About 'Allo 'Allo!

Running from 1982 to 1992, 'Allo 'Allo! was nothing short of a British comedy phenomenon. We look back at the hit sitcom where farce and gags galore was mixed with WWII history.

About 'Allo 'Allo!

The secret origins of 'Allo 'Allo!

David Croft and Jeremy Lloyd's much-loved sitcom spoofed war films and dramas, in particular Secret Army, the BBC classic about a WWII Belgian resistance movement that that ran for three series from 1977-1979. However, Secret Army as the main source of inspiration has been disputed in some quarters as Jeremy Lloyd, who had come up with the original idea for 'Allo 'Allo!, hadn't seen the show, having been working in America at the time of its broadcast. Rather, it was said the comedy was intended to make fun of the troupes and clichés of spy and war dramas in general.

Having said that, the similarities between the two shows are remarkable. Secret Army involved the activities of a Belgian "escape line" that returned allied pilots to Britain, working from a Brussels café. Both shows portray the café owner having an affair under the nose of his wife, a bed-ridden woman in a room above who knocks on the floor for attention, a pianist who is also a forger and valuable paintings that both the Germans and the Resistance wish to nab.

A sitcom with the accent on innuendo

As 'Allo 'Allo! gloried in farce, slapstick, broad humour and cultural clichés it would be something of a stretch to call the show innovative, but it did feature a couple of unusual elements for a BBC sitcom.

With four nationalities featured in 'Allo 'Allo!, the show cleverly played with the use of accents to represent different languages, with the French speaking English with a French accent, the Germans with a German accent, Italians with Italian and the English airmen sporting frightfully posh voices. A lot of comedy was derived from who would be able to understand who and characters having to take on a different accent to switch language.

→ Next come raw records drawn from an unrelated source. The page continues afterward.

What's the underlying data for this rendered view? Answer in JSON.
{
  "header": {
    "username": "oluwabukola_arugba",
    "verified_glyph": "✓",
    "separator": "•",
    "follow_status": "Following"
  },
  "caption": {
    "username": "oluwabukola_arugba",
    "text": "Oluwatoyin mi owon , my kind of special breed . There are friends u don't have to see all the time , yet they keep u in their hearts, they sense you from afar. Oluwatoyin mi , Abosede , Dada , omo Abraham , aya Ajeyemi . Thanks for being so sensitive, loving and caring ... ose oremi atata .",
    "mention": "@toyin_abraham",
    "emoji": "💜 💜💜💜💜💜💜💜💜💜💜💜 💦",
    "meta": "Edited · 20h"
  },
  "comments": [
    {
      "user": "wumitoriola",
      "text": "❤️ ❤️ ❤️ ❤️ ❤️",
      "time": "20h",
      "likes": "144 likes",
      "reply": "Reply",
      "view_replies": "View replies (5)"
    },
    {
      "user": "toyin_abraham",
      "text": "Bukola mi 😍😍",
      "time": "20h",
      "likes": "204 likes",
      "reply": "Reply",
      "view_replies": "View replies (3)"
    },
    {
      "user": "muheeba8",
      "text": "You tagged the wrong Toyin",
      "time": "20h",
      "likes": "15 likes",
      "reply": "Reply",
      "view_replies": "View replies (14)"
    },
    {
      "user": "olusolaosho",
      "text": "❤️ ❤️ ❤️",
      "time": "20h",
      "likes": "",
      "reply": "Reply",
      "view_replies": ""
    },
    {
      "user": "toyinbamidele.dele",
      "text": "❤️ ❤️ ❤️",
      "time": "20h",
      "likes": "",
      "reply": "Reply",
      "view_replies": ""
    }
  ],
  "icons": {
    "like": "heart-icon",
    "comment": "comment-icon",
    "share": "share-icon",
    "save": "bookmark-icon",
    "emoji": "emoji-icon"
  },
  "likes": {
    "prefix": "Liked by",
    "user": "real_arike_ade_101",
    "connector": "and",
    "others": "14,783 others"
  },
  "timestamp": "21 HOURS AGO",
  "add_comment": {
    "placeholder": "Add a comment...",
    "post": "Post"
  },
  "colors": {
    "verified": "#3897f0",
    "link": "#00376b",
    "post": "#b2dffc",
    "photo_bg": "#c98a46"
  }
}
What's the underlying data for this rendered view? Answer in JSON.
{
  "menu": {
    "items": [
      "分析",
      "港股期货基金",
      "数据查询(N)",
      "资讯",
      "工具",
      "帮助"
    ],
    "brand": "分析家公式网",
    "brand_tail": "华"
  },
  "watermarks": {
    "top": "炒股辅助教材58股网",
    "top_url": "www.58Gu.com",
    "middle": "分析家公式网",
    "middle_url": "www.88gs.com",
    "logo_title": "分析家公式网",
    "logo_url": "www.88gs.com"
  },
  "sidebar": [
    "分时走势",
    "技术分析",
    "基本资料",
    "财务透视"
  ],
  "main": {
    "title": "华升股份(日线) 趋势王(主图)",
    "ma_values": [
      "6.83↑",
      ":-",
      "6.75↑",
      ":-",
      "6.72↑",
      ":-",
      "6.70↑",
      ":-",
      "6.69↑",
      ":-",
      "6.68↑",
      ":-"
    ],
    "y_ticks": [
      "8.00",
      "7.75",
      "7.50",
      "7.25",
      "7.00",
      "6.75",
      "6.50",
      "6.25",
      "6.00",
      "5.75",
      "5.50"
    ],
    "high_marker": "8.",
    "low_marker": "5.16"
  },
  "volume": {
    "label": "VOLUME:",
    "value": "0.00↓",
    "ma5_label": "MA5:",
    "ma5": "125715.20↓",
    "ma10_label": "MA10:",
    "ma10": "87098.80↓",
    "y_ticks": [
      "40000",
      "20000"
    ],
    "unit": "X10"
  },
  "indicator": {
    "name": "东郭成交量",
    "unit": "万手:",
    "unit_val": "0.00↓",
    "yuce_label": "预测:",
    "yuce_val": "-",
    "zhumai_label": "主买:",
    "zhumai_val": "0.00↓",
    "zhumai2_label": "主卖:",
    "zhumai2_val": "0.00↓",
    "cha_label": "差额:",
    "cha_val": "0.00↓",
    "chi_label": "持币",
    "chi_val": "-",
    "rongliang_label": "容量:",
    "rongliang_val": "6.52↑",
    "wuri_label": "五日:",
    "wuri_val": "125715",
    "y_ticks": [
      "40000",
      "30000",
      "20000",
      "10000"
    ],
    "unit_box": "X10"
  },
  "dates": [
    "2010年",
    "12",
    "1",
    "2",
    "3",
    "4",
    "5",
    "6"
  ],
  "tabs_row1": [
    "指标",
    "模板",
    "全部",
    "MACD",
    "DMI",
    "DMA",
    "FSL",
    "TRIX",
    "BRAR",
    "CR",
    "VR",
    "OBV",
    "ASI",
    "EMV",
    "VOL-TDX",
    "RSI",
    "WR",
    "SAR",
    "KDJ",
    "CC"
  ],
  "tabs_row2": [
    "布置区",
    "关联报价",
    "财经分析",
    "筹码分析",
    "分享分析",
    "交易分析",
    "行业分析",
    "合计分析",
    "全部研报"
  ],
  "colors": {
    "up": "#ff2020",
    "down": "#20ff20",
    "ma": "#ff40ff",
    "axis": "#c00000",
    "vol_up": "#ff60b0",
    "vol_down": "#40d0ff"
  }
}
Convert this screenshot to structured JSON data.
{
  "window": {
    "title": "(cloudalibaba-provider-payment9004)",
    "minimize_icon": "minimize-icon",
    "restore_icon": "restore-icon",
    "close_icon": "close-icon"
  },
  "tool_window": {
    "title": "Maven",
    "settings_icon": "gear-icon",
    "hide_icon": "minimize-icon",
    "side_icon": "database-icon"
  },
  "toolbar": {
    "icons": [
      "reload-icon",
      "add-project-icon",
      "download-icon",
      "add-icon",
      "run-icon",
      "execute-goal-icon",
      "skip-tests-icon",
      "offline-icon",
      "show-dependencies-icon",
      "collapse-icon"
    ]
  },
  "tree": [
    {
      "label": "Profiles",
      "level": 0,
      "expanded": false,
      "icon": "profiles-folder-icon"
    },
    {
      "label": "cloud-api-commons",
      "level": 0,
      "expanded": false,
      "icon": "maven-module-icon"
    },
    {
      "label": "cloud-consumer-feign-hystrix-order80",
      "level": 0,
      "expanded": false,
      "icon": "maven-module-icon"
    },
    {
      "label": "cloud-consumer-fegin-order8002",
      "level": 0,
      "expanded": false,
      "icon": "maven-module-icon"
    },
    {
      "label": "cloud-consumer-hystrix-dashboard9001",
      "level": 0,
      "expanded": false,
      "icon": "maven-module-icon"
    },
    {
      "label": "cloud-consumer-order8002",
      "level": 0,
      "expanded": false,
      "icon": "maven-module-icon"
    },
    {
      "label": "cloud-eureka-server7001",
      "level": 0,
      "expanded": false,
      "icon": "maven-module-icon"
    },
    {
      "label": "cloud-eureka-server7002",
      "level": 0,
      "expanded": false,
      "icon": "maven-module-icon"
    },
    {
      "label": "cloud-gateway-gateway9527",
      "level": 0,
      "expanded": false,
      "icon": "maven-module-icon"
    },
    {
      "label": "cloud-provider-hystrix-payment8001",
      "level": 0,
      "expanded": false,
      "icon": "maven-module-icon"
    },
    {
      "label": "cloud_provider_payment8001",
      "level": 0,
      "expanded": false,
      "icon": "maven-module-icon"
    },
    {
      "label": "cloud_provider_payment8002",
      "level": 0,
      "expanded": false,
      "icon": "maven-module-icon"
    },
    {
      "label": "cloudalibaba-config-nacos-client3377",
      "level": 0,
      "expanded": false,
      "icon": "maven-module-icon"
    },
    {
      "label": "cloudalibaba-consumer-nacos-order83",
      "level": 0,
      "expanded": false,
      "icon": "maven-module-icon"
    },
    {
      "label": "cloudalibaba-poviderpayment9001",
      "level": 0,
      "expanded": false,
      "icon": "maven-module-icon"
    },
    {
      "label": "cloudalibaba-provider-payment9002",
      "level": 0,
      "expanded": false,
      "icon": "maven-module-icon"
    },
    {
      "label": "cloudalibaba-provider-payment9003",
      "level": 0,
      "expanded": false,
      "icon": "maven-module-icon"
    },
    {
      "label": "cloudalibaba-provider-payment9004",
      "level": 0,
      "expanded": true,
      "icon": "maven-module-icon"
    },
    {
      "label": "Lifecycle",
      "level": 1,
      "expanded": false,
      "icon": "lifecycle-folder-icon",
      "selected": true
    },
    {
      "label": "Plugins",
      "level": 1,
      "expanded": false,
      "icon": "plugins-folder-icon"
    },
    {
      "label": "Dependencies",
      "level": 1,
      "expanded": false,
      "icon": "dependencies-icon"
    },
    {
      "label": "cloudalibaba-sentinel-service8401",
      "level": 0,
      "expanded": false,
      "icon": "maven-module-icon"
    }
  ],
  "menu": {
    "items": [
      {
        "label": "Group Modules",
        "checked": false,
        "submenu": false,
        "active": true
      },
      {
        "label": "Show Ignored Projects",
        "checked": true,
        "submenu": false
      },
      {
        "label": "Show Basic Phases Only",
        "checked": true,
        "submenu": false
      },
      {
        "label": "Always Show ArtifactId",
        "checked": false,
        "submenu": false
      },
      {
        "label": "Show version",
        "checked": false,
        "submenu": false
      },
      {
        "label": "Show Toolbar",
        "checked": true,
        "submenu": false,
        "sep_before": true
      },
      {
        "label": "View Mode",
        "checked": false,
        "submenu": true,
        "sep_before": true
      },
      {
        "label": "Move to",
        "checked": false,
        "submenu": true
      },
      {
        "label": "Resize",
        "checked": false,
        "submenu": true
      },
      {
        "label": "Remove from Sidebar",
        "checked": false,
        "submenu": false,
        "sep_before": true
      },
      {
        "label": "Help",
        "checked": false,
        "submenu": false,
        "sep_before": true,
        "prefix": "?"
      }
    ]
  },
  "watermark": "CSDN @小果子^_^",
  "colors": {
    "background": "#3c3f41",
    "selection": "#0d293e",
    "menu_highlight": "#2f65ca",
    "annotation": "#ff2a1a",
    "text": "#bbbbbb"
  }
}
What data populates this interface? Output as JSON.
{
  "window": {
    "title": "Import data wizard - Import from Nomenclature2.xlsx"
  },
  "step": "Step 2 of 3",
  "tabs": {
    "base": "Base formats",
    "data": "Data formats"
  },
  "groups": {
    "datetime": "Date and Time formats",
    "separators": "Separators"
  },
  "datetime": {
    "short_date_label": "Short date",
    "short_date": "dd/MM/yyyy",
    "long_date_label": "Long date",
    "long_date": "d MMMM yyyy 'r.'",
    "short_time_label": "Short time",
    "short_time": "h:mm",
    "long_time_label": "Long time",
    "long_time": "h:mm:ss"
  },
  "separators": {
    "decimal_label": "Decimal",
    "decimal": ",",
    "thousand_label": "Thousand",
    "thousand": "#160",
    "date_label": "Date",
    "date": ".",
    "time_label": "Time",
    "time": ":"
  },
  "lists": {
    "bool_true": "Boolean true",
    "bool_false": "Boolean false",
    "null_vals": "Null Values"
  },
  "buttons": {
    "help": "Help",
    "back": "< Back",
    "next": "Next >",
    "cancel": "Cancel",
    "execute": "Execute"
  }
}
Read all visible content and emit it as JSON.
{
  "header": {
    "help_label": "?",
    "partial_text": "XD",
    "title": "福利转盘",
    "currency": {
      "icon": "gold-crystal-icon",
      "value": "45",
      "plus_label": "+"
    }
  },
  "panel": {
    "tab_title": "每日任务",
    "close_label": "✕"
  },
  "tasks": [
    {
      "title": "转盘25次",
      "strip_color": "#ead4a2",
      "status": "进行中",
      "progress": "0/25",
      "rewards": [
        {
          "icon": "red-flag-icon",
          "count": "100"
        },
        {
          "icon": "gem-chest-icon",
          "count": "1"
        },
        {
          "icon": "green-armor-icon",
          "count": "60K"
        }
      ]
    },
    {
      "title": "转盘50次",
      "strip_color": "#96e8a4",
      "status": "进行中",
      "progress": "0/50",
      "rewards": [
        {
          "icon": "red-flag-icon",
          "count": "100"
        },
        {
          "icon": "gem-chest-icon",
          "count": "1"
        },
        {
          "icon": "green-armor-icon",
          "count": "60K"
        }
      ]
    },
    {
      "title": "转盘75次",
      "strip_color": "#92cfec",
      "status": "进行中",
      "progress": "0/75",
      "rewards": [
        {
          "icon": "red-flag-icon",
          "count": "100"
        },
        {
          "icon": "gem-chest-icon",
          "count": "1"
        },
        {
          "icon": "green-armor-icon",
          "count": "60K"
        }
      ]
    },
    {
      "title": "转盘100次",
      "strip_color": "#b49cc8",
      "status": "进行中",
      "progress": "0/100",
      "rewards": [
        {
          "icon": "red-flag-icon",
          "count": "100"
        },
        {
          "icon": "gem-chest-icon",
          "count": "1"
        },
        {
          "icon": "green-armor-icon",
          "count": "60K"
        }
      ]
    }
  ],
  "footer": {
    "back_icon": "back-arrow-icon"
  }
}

Then, of course, there was the British spy posing as a French policeman, Officer "Good Moaning!" Crabtree, whose terrible French would come out as distorted English, usually steeped in innuendo... "I was pissing [passing] by the door, when I heard two shats [shots]."

The Neverending Story

The other notable anomaly in 'Allo 'Allo! are the labyrinthine plots. Whilst sitcoms usually have self-contained episodes, the long and convoluted storylines of 'Allo 'Allo! spanned the entirety of each series and often crossed over to the next, as the efforts of the Resistance to save the British airmen clashed with the German's schemes to purloin priceless paintings.

To fully understand what was going on, viewers would have to watch each episode in order, something not normally demanded of a comedy audience. To get around this, the writers had Rene summarise the plot to date at the start of each episode - a device that was often used in the dramas that 'Allo 'Allo! was parodying.

The German resistance

Whilst never a favourite with the critics, who no doubt found it all a bit too silly, the sitcom was a huge hit with UK audiences and, simply put, one of the most successful BBC comedies ever made. The show ran for 9 series and 85 episodes over ten years and spawned a long-running stage version featuring most of the TV cast. The show was also very popular abroad and sold to 56 countries.

It was first shown on French TV in 1989, but one country that initially resisted the charms of 'Allo 'Allo! - perhaps unsurprisingly - was Germany. German television executives had shown some interest whilst the show was running in the UK, but were reluctant to broadcast it due to the subject matter. As time passed, the show's enduring appeal eased any concerns and it was finally shown on German television in 2008, sixteen years after the doors of Rene's cafe had been closed for good.